a) aparelho usado em radioalinhamento modelo DW-1 com dial azimutal, rotativo, fabricado pela Bendix, Radio em 1941, EUA.
American engineers J. Dillinger, H. Diamond and E. Dumore developed the use of radio signals for the correct positioning of ships and aircrafts in 1930. Basically, The American system consisted of radio beacons transmitting signals
b) indicador de bordo com escala azimutal e a antena rotativa que era fixada na fuselagem da aeronave.
in Morse code, modulated in long waves frequencies. (a) In the beginning of the WWII, the companies Lorenz and Telefunken developed for the German Air Force, LUFTWAFF, a system under the codinome of KNICKENBEIN originally used for guiding aircrafts during bombing missions over England whose radio beacon stations were located in the North Sea coast and in the English Channel.
During the period 1938-1945, numerous positioning-finding systems were developed both in Great Britain and America. They were pulse- modulated system. Amongst them are the Bristish type GEE and DECCA and the American LORAN or Long-range Navigational Aid.
The operation of boths systems is based on determining the difference in the time of arrival at the receiver or radio frequency pulses tranmistted simutaneously or at definite time intervals from a series of
(a) um tipo de radio receptor usado no sistema LORAN.
ground transmitters. The GEE system depends on the use of hyperbolic or lattice charts consisting of a
c) ilustração do indicador de bordo da aeronave mostrando o seu dial ou escala calibrada em 360º.

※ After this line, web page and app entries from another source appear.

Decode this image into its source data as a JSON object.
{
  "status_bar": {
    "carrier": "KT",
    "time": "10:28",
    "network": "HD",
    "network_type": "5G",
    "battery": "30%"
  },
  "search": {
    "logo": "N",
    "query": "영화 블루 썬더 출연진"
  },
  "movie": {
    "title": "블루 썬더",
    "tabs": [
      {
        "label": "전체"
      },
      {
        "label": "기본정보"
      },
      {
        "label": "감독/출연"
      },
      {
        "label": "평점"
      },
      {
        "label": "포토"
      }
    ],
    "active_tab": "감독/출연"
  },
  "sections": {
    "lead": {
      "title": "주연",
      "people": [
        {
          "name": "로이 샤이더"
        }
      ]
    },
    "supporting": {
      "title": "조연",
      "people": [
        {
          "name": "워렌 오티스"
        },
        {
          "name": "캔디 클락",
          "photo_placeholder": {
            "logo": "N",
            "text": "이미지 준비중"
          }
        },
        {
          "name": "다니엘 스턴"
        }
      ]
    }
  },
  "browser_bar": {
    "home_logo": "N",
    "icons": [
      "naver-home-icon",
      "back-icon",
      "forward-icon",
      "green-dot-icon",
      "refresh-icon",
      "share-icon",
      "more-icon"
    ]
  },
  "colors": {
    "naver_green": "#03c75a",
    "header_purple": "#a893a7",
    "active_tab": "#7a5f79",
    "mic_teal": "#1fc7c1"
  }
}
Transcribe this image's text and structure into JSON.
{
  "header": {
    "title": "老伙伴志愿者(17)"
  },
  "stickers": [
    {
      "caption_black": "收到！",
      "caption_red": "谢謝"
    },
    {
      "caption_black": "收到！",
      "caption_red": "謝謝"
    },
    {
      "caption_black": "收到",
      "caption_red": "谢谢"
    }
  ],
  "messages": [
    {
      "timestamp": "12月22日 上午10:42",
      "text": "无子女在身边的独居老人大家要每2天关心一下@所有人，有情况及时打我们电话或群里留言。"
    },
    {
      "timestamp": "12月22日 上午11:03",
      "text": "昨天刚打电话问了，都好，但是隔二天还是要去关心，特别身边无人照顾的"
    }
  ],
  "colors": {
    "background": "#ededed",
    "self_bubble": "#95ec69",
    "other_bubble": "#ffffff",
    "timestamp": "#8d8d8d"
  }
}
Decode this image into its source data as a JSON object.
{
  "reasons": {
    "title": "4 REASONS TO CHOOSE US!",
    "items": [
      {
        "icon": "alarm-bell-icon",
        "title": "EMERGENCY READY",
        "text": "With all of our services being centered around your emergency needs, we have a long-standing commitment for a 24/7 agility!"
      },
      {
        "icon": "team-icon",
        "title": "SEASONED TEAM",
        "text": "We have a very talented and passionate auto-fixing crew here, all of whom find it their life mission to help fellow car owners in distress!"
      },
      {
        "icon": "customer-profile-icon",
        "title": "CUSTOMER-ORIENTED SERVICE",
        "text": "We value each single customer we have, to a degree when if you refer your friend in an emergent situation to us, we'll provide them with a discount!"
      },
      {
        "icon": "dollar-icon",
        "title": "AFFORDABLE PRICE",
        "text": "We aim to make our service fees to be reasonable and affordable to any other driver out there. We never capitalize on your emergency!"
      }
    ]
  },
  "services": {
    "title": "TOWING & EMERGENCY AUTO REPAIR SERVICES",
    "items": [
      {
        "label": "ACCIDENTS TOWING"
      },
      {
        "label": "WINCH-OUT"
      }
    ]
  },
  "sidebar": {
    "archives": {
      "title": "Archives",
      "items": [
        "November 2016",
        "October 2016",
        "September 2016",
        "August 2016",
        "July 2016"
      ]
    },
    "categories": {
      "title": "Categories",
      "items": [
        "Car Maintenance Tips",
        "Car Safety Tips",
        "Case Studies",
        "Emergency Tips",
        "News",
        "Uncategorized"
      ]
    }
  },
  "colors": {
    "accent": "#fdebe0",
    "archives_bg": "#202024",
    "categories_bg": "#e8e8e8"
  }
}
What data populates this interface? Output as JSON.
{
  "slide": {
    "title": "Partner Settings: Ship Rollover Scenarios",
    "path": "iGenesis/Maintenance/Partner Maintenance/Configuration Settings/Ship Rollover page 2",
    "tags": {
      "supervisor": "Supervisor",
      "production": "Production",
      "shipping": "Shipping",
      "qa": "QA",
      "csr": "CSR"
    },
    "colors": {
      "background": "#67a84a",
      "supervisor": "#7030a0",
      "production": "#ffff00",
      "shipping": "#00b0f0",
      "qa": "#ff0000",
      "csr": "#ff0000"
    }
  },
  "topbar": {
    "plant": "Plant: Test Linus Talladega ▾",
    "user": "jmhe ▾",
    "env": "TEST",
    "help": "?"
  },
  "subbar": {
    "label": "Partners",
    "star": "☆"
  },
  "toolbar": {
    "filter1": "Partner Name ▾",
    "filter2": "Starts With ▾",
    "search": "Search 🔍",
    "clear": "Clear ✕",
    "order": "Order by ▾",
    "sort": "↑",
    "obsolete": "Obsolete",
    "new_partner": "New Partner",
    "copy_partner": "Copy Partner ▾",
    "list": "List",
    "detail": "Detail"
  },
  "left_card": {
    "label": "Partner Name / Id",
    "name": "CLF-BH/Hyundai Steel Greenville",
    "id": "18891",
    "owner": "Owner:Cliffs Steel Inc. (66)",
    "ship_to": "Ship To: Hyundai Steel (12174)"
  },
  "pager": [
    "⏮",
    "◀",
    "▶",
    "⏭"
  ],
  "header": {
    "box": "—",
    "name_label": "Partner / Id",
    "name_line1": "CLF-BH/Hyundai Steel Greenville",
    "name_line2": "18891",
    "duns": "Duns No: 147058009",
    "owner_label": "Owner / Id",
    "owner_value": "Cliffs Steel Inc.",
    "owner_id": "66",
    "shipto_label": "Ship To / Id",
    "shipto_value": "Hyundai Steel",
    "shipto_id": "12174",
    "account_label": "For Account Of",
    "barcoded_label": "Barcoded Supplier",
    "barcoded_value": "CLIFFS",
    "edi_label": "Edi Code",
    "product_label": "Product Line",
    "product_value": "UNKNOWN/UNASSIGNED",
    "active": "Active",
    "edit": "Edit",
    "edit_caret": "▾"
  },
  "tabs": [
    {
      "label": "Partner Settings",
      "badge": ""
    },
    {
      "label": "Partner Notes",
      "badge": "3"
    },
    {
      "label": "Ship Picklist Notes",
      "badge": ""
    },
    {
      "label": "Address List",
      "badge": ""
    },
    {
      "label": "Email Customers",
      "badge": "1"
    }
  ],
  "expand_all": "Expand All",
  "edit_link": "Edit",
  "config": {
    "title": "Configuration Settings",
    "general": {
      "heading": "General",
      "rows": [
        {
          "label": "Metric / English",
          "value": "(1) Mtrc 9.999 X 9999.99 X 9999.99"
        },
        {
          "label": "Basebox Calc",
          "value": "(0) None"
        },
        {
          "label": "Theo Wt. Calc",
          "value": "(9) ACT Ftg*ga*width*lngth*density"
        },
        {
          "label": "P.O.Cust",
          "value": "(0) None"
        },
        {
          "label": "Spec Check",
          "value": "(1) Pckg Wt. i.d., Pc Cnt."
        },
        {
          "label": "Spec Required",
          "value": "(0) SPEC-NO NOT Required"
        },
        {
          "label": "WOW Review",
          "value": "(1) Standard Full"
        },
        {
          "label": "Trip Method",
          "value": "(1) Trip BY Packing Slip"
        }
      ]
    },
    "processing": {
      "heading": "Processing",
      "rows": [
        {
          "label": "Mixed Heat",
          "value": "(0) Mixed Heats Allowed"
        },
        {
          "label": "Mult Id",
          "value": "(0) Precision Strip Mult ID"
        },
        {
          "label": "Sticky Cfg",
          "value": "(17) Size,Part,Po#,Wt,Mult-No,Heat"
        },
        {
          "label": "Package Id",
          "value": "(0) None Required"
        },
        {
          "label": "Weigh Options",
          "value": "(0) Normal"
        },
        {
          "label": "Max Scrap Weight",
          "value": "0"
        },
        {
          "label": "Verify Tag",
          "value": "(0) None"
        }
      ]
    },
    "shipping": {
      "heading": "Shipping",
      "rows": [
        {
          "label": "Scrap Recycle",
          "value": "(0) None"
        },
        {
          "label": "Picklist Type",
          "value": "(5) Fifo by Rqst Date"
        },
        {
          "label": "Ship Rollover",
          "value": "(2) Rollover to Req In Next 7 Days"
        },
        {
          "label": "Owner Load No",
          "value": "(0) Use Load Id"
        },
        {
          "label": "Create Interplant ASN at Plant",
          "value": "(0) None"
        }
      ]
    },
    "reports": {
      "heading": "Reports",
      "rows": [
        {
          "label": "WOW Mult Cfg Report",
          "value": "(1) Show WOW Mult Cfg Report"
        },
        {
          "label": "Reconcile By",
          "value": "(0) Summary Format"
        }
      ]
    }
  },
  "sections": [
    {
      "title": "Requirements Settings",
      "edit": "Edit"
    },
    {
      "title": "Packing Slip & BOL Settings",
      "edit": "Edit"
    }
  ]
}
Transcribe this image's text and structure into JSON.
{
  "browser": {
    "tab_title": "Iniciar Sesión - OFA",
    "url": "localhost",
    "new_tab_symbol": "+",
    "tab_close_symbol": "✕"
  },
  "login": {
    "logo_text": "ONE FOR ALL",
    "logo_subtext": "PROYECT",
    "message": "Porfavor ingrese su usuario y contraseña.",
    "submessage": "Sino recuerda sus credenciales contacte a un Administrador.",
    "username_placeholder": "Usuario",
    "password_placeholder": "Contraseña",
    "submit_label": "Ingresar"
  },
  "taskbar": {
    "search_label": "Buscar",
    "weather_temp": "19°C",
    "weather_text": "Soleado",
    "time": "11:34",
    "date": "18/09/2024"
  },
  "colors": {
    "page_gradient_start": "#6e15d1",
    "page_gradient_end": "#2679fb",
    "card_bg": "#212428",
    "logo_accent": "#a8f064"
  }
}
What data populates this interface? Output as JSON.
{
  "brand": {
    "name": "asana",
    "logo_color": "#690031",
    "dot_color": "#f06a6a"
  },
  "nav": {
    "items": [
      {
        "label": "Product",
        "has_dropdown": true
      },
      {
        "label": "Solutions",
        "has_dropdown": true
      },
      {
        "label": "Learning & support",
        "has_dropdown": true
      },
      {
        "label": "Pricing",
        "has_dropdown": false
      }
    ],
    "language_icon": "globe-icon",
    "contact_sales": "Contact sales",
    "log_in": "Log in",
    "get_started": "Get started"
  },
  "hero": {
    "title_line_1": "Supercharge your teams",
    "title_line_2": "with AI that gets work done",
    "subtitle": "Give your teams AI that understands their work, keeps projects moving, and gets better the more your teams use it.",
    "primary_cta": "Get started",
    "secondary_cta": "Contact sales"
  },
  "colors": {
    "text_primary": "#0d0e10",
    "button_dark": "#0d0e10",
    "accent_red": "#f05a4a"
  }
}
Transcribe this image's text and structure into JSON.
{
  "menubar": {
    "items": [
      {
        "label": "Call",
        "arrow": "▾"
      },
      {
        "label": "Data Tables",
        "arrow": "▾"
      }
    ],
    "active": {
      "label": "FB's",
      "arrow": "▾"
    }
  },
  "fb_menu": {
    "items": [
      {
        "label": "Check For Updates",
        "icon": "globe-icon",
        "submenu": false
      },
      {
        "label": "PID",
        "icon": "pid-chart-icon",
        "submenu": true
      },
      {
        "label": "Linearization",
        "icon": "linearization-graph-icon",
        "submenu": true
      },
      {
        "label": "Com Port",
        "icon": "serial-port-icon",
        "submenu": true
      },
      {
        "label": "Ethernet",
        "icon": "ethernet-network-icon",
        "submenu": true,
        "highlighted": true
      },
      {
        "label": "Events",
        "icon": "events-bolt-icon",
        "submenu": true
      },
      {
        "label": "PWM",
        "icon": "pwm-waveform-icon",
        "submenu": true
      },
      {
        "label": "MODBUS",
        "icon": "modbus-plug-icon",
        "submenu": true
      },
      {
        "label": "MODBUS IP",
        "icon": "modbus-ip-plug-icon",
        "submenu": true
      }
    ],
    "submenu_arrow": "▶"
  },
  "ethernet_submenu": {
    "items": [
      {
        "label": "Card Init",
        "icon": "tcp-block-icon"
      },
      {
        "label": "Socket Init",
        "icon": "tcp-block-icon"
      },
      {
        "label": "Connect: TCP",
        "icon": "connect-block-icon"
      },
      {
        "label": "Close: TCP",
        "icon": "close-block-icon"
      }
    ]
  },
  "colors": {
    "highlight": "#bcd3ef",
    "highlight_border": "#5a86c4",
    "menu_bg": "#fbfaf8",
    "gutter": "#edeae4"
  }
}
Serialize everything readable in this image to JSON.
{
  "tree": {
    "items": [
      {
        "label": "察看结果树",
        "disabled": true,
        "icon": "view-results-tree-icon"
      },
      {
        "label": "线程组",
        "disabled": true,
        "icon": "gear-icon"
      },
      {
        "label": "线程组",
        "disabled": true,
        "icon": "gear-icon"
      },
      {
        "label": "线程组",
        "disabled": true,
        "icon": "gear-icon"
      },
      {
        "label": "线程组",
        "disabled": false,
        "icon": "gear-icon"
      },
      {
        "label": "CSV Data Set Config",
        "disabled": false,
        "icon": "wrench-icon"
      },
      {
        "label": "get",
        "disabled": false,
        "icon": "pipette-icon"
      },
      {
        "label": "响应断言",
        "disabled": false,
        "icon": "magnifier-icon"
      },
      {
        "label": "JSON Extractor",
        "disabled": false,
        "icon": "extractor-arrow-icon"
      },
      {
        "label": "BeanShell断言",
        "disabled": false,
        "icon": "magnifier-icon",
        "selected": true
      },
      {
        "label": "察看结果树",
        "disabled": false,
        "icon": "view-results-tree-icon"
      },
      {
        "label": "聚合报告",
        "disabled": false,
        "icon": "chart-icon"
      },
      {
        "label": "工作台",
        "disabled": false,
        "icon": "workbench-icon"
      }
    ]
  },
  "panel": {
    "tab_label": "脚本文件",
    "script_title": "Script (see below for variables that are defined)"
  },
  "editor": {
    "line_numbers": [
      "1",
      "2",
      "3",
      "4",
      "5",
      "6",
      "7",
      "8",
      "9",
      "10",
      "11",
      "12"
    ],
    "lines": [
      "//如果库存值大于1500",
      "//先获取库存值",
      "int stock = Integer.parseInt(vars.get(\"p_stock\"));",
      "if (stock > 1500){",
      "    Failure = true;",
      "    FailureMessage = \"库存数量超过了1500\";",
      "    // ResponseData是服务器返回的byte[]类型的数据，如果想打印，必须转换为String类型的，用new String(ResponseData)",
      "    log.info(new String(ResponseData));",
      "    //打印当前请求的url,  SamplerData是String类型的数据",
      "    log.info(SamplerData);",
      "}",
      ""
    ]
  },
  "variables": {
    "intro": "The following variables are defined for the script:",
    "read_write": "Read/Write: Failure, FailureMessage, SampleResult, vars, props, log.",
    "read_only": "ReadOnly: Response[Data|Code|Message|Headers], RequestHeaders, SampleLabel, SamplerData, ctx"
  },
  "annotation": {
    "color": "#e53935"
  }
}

chain of tranmistters arranged in groups of three or four. Each transmitter operates on the same radio frequencies; usually 20 and 80 MHz. The DECCA system uses low frequency continuous wave-phase, in the order of 100 kHz comparition, to provide continuous position fixing. The American LORAN was based on the same principles as GEE, but operates on a radio frequency of approximately 1900 KHz. (b) The development of the VHF omni-directional radio range, usually known as VOR was developed in 1945. It enables an aircraft to fly along a pre-determined path into an approach zone, and is suitable for furnishing navigational information between the range beacon and aircraft up to 150 to 300 km distant. Unlike the normal course beacons, LORAN provides also an infinite number of tracks radiating from the transmitter. Due to the relative simplicity of its airborne electronic equipment, it could be used as part of the aircraft radiotelephony communication system. (c)

(b) Radio operator on board aircraft using radio system navigation, circa 1939. (News Radio)

(a) Illustration of DECCA radio navegation system showing the coordinates, the points with the radio beacons and the indicating instruments of the radio-signal in the panel of the aircraft.

Radio alignment, an invisible road in the sky
(b) Ilustration of the instrument in the aircraft panel, used in VOR system .
(c) illustration of a primitive instrument for positioning and flight orientation.